Prompt: Once more, print the records exactly as given.

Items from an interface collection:
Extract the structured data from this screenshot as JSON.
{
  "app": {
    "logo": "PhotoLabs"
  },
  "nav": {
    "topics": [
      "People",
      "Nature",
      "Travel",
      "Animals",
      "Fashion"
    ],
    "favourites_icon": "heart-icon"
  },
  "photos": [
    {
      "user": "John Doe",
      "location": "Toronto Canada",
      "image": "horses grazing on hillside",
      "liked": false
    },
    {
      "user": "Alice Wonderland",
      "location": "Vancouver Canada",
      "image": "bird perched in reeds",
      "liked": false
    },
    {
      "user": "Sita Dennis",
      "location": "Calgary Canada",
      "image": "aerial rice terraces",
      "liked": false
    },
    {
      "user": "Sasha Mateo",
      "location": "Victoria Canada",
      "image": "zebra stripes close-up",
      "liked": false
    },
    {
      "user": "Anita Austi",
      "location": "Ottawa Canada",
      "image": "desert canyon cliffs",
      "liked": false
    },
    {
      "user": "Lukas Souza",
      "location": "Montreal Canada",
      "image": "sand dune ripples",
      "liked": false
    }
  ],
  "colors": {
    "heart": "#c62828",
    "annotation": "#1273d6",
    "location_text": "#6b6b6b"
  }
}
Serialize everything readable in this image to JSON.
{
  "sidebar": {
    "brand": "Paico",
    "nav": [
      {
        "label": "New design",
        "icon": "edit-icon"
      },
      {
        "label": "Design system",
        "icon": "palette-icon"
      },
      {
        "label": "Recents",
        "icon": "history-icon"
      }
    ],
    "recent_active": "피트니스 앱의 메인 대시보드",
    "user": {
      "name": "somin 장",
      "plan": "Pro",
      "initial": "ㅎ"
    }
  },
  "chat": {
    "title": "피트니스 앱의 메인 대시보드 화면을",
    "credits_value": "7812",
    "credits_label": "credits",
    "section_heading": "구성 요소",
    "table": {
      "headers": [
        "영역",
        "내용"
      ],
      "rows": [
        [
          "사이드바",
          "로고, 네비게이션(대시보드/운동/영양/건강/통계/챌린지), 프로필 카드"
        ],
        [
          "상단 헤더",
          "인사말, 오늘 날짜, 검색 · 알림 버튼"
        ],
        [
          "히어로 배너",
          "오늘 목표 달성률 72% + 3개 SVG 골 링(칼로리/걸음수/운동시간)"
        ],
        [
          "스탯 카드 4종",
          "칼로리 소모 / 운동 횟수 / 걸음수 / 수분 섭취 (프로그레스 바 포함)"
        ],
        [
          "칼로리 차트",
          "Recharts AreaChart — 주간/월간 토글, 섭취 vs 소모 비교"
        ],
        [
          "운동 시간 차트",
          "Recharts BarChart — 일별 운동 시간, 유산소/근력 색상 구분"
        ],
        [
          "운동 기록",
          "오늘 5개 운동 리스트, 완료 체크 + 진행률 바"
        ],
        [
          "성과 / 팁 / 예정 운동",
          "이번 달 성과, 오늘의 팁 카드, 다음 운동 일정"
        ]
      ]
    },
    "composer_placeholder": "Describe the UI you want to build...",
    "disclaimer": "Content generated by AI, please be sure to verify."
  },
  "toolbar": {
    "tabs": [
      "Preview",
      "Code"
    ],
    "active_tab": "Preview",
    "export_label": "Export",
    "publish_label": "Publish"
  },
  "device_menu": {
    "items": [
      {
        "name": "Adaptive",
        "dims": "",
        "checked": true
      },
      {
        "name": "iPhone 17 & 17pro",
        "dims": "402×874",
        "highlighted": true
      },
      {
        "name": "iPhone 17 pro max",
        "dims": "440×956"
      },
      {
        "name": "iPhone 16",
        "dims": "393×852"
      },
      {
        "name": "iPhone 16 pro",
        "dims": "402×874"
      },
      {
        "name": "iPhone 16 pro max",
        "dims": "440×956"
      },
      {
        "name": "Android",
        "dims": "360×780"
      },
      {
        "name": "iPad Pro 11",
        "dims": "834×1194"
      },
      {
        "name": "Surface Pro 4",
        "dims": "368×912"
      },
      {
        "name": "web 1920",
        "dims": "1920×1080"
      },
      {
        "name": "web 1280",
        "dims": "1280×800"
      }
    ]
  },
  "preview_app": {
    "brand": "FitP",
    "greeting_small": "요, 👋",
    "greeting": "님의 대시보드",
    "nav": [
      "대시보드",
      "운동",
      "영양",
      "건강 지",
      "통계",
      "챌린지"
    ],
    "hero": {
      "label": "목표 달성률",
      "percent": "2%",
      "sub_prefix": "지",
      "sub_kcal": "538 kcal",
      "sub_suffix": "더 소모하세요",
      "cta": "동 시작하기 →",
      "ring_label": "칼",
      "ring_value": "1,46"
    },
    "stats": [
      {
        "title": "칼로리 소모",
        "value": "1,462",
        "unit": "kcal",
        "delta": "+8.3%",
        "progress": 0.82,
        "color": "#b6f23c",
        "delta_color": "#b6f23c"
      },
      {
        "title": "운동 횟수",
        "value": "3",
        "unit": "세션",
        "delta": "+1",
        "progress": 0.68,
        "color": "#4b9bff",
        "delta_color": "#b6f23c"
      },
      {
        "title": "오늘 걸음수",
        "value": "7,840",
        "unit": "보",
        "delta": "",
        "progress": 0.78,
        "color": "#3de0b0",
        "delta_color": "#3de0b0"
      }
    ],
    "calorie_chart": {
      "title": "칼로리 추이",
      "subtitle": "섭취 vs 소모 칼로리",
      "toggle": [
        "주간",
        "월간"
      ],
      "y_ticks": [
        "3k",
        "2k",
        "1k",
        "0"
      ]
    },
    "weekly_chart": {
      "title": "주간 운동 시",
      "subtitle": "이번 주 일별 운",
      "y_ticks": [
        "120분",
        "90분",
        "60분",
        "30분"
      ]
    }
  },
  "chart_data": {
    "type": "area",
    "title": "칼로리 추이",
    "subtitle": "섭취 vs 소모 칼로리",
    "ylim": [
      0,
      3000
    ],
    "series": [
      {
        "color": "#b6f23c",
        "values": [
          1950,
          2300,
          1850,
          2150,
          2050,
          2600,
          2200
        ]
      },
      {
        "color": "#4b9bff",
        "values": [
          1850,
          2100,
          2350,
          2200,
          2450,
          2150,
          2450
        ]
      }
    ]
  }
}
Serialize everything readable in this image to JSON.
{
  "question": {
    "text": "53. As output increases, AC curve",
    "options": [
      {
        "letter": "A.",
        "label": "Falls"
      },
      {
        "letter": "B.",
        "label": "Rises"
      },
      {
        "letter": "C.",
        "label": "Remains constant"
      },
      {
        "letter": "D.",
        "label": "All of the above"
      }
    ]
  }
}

Written answer:
Extract the structured data from this screenshot as JSON.
{
  "app": {
    "logo": "PhotoLabs"
  },
  "nav": {
    "topics": [
      "People",
      "Nature",
      "Travel",
      "Animals",
      "Fashion"
    ],
    "favourites_icon": "heart-icon"
  },
  "photos": [
    {
      "user": "John Doe",
      "location": "Toronto Canada",
      "image": "horses grazing on hillside",
      "liked": false
    },
    {
      "user": "Alice Wonderland",
      "location": "Vancouver Canada",
      "image": "bird perched in reeds",
      "liked": false
    },
    {
      "user": "Sita Dennis",
      "location": "Calgary Canada",
      "image": "aerial rice terraces",
      "liked": false
    },
    {
      "user": "Sasha Mateo",
      "location": "Victoria Canada",
      "image": "zebra stripes close-up",
      "liked": false
    },
    {
      "user": "Anita Austi",
      "location": "Ottawa Canada",
      "image": "desert canyon cliffs",
      "liked": false
    },
    {
      "user": "Lukas Souza",
      "location": "Montreal Canada",
      "image": "sand dune ripples",
      "liked": false
    }
  ],
  "colors": {
    "heart": "#c62828",
    "annotation": "#1273d6",
    "location_text": "#6b6b6b"
  }
}
Serialize everything readable in this image to JSON.
{
  "sidebar": {
    "brand": "Paico",
    "nav": [
      {
        "label": "New design",
        "icon": "edit-icon"
      },
      {
        "label": "Design system",
        "icon": "palette-icon"
      },
      {
        "label": "Recents",
        "icon": "history-icon"
      }
    ],
    "recent_active": "피트니스 앱의 메인 대시보드",
    "user": {
      "name": "somin 장",
      "plan": "Pro",
      "initial": "ㅎ"
    }
  },
  "chat": {
    "title": "피트니스 앱의 메인 대시보드 화면을",
    "credits_value": "7812",
    "credits_label": "credits",
    "section_heading": "구성 요소",
    "table": {
      "headers": [
        "영역",
        "내용"
      ],
      "rows": [
        [
          "사이드바",
          "로고, 네비게이션(대시보드/운동/영양/건강/통계/챌린지), 프로필 카드"
        ],
        [
          "상단 헤더",
          "인사말, 오늘 날짜, 검색 · 알림 버튼"
        ],
        [
          "히어로 배너",
          "오늘 목표 달성률 72% + 3개 SVG 골 링(칼로리/걸음수/운동시간)"
        ],
        [
          "스탯 카드 4종",
          "칼로리 소모 / 운동 횟수 / 걸음수 / 수분 섭취 (프로그레스 바 포함)"
        ],
        [
          "칼로리 차트",
          "Recharts AreaChart — 주간/월간 토글, 섭취 vs 소모 비교"
        ],
        [
          "운동 시간 차트",
          "Recharts BarChart — 일별 운동 시간, 유산소/근력 색상 구분"
        ],
        [
          "운동 기록",
          "오늘 5개 운동 리스트, 완료 체크 + 진행률 바"
        ],
        [
          "성과 / 팁 / 예정 운동",
          "이번 달 성과, 오늘의 팁 카드, 다음 운동 일정"
        ]
      ]
    },
    "composer_placeholder": "Describe the UI you want to build...",
    "disclaimer": "Content generated by AI, please be sure to verify."
  },
  "toolbar": {
    "tabs": [
      "Preview",
      "Code"
    ],
    "active_tab": "Preview",
    "export_label": "Export",
    "publish_label": "Publish"
  },
  "device_menu": {
    "items": [
      {
        "name": "Adaptive",
        "dims": "",
        "checked": true
      },
      {
        "name": "iPhone 17 & 17pro",
        "dims": "402×874",
        "highlighted": true
      },
      {
        "name": "iPhone 17 pro max",
        "dims": "440×956"
      },
      {
        "name": "iPhone 16",
        "dims": "393×852"
      },
      {
        "name": "iPhone 16 pro",
        "dims": "402×874"
      },
      {
        "name": "iPhone 16 pro max",
        "dims": "440×956"
      },
      {
        "name": "Android",
        "dims": "360×780"
      },
      {
        "name": "iPad Pro 11",
        "dims": "834×1194"
      },
      {
        "name": "Surface Pro 4",
        "dims": "368×912"
      },
      {
        "name": "web 1920",
        "dims": "1920×1080"
      },
      {
        "name": "web 1280",
        "dims": "1280×800"
      }
    ]
  },
  "preview_app": {
    "brand": "FitP",
    "greeting_small": "요, 👋",
    "greeting": "님의 대시보드",
    "nav": [
      "대시보드",
      "운동",
      "영양",
      "건강 지",
      "통계",
      "챌린지"
    ],
    "hero": {
      "label": "목표 달성률",
      "percent": "2%",
      "sub_prefix": "지",
      "sub_kcal": "538 kcal",
      "sub_suffix": "더 소모하세요",
      "cta": "동 시작하기 →",
      "ring_label": "칼",
      "ring_value": "1,46"
    },
    "stats": [
      {
        "title": "칼로리 소모",
        "value": "1,462",
        "unit": "kcal",
        "delta": "+8.3%",
        "progress": 0.82,
        "color": "#b6f23c",
        "delta_color": "#b6f23c"
      },
      {
        "title": "운동 횟수",
        "value": "3",
        "unit": "세션",
        "delta": "+1",
        "progress": 0.68,
        "color": "#4b9bff",
        "delta_color": "#b6f23c"
      },
      {
        "title": "오늘 걸음수",
        "value": "7,840",
        "unit": "보",
        "delta": "",
        "progress": 0.78,
        "color": "#3de0b0",
        "delta_color": "#3de0b0"
      }
    ],
    "calorie_chart": {
      "title": "칼로리 추이",
      "subtitle": "섭취 vs 소모 칼로리",
      "toggle": [
        "주간",
        "월간"
      ],
      "y_ticks": [
        "3k",
        "2k",
        "1k",
        "0"
      ]
    },
    "weekly_chart": {
      "title": "주간 운동 시",
      "subtitle": "이번 주 일별 운",
      "y_ticks": [
        "120분",
        "90분",
        "60분",
        "30분"
      ]
    }
  },
  "chart_data": {
    "type": "area",
    "title": "칼로리 추이",
    "subtitle": "섭취 vs 소모 칼로리",
    "ylim": [
      0,
      3000
    ],
    "series": [
      {
        "color": "#b6f23c",
        "values": [
          1950,
          2300,
          1850,
          2150,
          2050,
          2600,
          2200
        ]
      },
      {
        "color": "#4b9bff",
        "values": [
          1850,
          2100,
          2350,
          2200,
          2450,
          2150,
          2450
        ]
      }
    ]
  }
}
Serialize everything readable in this image to JSON.
{
  "question": {
    "text": "53. As output increases, AC curve",
    "options": [
      {
        "letter": "A.",
        "label": "Falls"
      },
      {
        "letter": "B.",
        "label": "Rises"
      },
      {
        "letter": "C.",
        "label": "Remains constant"
      },
      {
        "letter": "D.",
        "label": "All of the above"
      }
    ]
  }
}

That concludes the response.